Mateus, J. et al. Low-dose mRNA-1273 COVID-19 vaccine generates durable memory enhanced by cross-reactive T cells. Science 374, eabj9853 (2021).
Liu, X. et al. Safety and immunogenicity of heterologous versus homologous prime-boost schedules with an adenoviral vectored and mRNA COVID-19 vaccine (Com-COV): a single-blind, randomised, non-inferiority trial. Lancet 398, 856–869 (2021).
D’Agostino, R. B. Sr., Massaro, J. M. & Sullivan, L. M. Non-inferiority trials: design concepts and issues - the encounters of academic consultants in statistics. Stat. Med 22, 169–186 (2003).
World Health Organization. Guidelines on clinical evaluation of vaccines: regulatory expectations. https://www.whoint/publications/m/item/WHO-TRS-1004-web-annex-9, (2017).
Bikdeli, B. et al. Noninferiority designed cardiovascular trials in highest-impact journals. Circulation 140, 379–389 (2019).

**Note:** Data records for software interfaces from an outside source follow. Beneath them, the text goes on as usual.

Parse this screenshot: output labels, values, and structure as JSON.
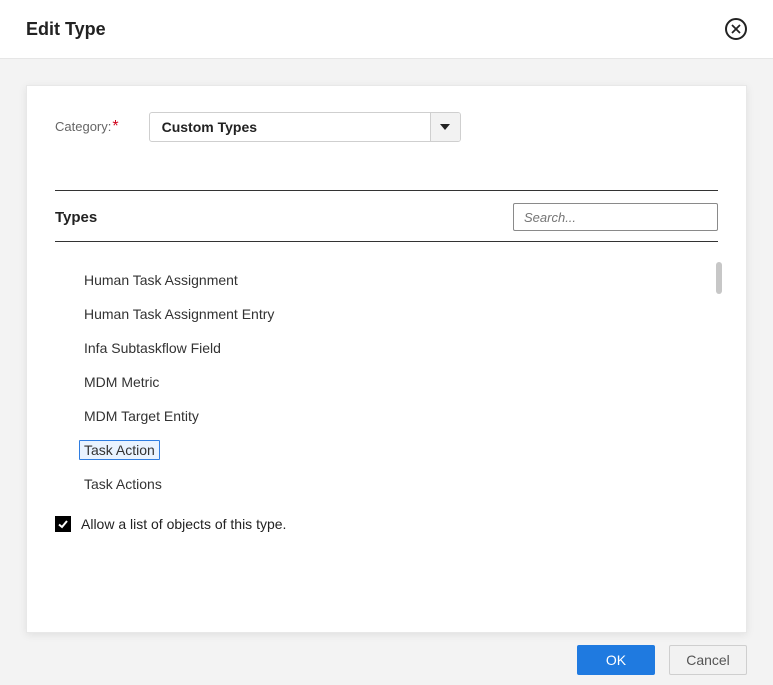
{
  "dialog": {
    "title": "Edit Type"
  },
  "category": {
    "label": "Category:",
    "required_mark": "*",
    "selected": "Custom Types"
  },
  "types": {
    "heading": "Types",
    "search_placeholder": "Search...",
    "items": [
      {
        "label": "Human Task Assignment",
        "selected": false
      },
      {
        "label": "Human Task Assignment Entry",
        "selected": false
      },
      {
        "label": "Infa Subtaskflow Field",
        "selected": false
      },
      {
        "label": "MDM Metric",
        "selected": false
      },
      {
        "label": "MDM Target Entity",
        "selected": false
      },
      {
        "label": "Task Action",
        "selected": true
      },
      {
        "label": "Task Actions",
        "selected": false
      }
    ]
  },
  "allow_list": {
    "checked": true,
    "label": "Allow a list of objects of this type."
  },
  "buttons": {
    "ok": "OK",
    "cancel": "Cancel"
  }
}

We thank the personnel from the HKUMed CVC at Ap Lei Chau Sports Centre and Gleneagles Hospital HK, particularly Dr Victoria WY Wong of HKU, Ms Cindy HS Man and Dr Hon-Kuan Tong who operated the territory-wide vaccination programme at the CVC and assisted in clinical monitoring of vaccine recipients alongside our group. The investigators are grateful to all clinical research team members and laboratory staff of Department of Paediatrics and Adolescent Medicine, including Mr KW Chan and Dr Davy CW Lee, for their research support. We are thankful to Dr Pamela P Lee at HKU and Dr Kai Ning Cheong at Hong Kong Children’s Hospital who gave input to the study. We are indebted to the participants who have placed their trust in the investigators and joined the study. This study was supported by the research grant COVID19F02 awarded to Y.L. Lau by the Food and Health Bureau of the Government of Hong Kong, which was not involved in the study design, data collection, laboratory assays, statistical computation, interpretation or final conclusions of this project.

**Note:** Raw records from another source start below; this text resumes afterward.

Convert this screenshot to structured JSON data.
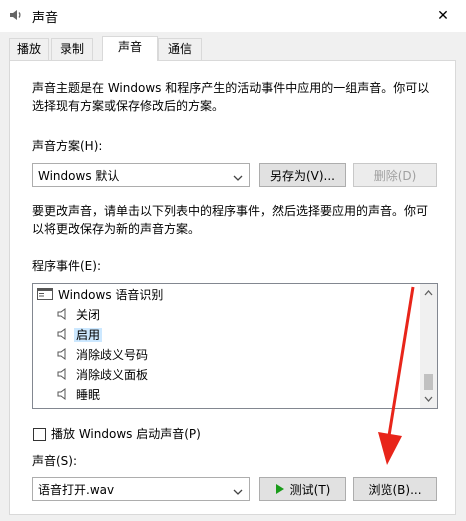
{
  "window": {
    "title": "声音",
    "close_glyph": "✕"
  },
  "tabs": [
    {
      "label": "播放"
    },
    {
      "label": "录制"
    },
    {
      "label": "声音"
    },
    {
      "label": "通信"
    }
  ],
  "intro_line1": "声音主题是在 Windows 和程序产生的活动事件中应用的一组声音。你可以",
  "intro_line2": "选择现有方案或保存修改后的方案。",
  "scheme": {
    "label": "声音方案(H):",
    "value": "Windows 默认",
    "save_as": "另存为(V)...",
    "delete": "删除(D)"
  },
  "change_line1": "要更改声音，请单击以下列表中的程序事件，然后选择要应用的声音。你可",
  "change_line2": "以将更改保存为新的声音方案。",
  "events": {
    "label": "程序事件(E):",
    "group": "Windows 语音识别",
    "items": [
      "关闭",
      "启用",
      "消除歧义号码",
      "消除歧义面板",
      "睡眠"
    ]
  },
  "startup_sound_label": "播放 Windows 启动声音(P)",
  "sound": {
    "label": "声音(S):",
    "value": "语音打开.wav",
    "test": "测试(T)",
    "browse": "浏览(B)..."
  },
  "colors": {
    "selection": "#cce8ff",
    "annotation_arrow": "#e8251a"
  }
}
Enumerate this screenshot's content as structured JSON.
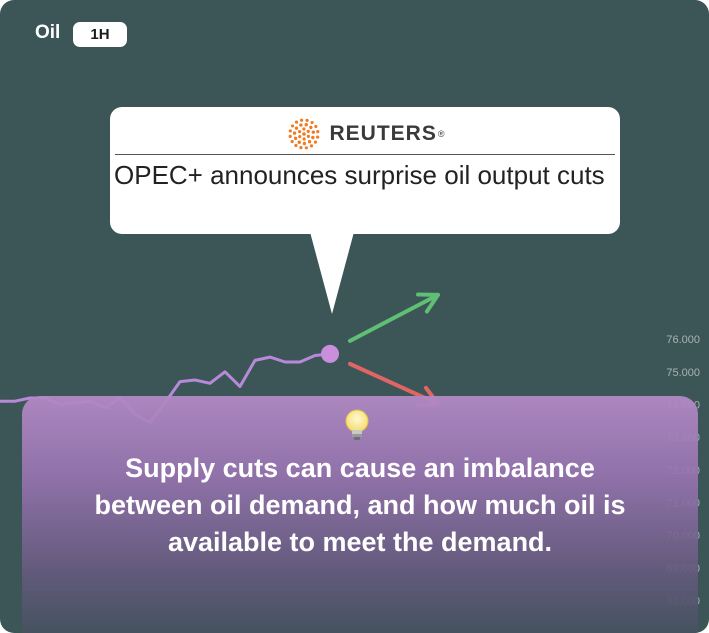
{
  "header": {
    "symbol": "Oil",
    "timeframe": "1H"
  },
  "news": {
    "source": "REUTERS",
    "source_mark": "®",
    "headline": "OPEC+ announces surprise oil output cuts"
  },
  "info": {
    "icon": "lightbulb-icon",
    "text": "Supply cuts can cause an imbalance between oil demand, and how much oil is available to meet the demand."
  },
  "colors": {
    "background": "#3c5557",
    "price_line": "#b78ad9",
    "marker": "#c98fdc",
    "arrow_up": "#5fbf74",
    "arrow_down": "#e06565",
    "reuters_orange": "#f07b23"
  },
  "chart_data": {
    "type": "line",
    "title": "",
    "xlabel": "",
    "ylabel": "",
    "y_ticks": [
      "76.000",
      "75.000",
      "74.000",
      "73.000",
      "72.000",
      "71.000",
      "70.000",
      "69.000",
      "68.000"
    ],
    "ylim": [
      67.4,
      77.2
    ],
    "series": [
      {
        "values": [
          74.1,
          74.1,
          74.2,
          74.2,
          74.0,
          74.05,
          74.1,
          73.9,
          74.2,
          73.7,
          73.45,
          74.05,
          74.7,
          74.75,
          74.65,
          75.0,
          74.55,
          75.35,
          75.45,
          75.3,
          75.3,
          75.5,
          75.55
        ]
      }
    ],
    "event_marker_index": 22,
    "projections": [
      "up",
      "down"
    ]
  }
}
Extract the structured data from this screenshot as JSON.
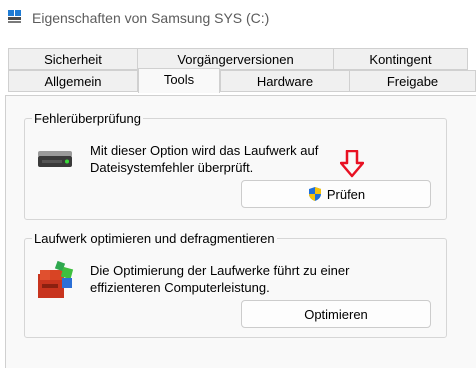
{
  "window": {
    "title": "Eigenschaften von Samsung SYS (C:)",
    "app_icon": "drive-window-icon"
  },
  "tabs": {
    "row1": [
      {
        "label": "Sicherheit"
      },
      {
        "label": "Vorgängerversionen"
      },
      {
        "label": "Kontingent"
      }
    ],
    "row2": [
      {
        "label": "Allgemein"
      },
      {
        "label": "Tools",
        "active": true
      },
      {
        "label": "Hardware"
      },
      {
        "label": "Freigabe"
      }
    ]
  },
  "error_check": {
    "legend": "Fehlerüberprüfung",
    "desc_line1": "Mit dieser Option wird das Laufwerk auf",
    "desc_line2": "Dateisystemfehler überprüft.",
    "button_label": "Prüfen",
    "icon": "hard-drive-icon",
    "button_icon": "uac-shield-icon"
  },
  "optimize": {
    "legend": "Laufwerk optimieren und defragmentieren",
    "desc_line1": "Die Optimierung der Laufwerke führt zu einer",
    "desc_line2": "effizienteren Computerleistung.",
    "button_label": "Optimieren",
    "icon": "defrag-icon"
  },
  "annotation": {
    "icon": "red-down-arrow-icon",
    "color": "#e81123"
  }
}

The authors declare no competing interests.
Peer review information
Nature Communications thanks Naor Bar-Zeev and the other anonymous reviewers for their Contribution to the Peer review of this work. Peer review reports are available.
Publisher’s note Springer Nature remains neutral with regard to jurisdictional claims in published maps and institutional affiliations.
About this article
Cite this article
Rosa Duque, J.S., Wang, X., Leung, D. et al. Immunogenicity and reactogenicity of SARS-CoV-2 vaccines BNT162b2 and CoronaVac in healthy adolescents. Nat Commun 13, 3700 (2022). https://doi.org/10.1038/s41467-022-31485-z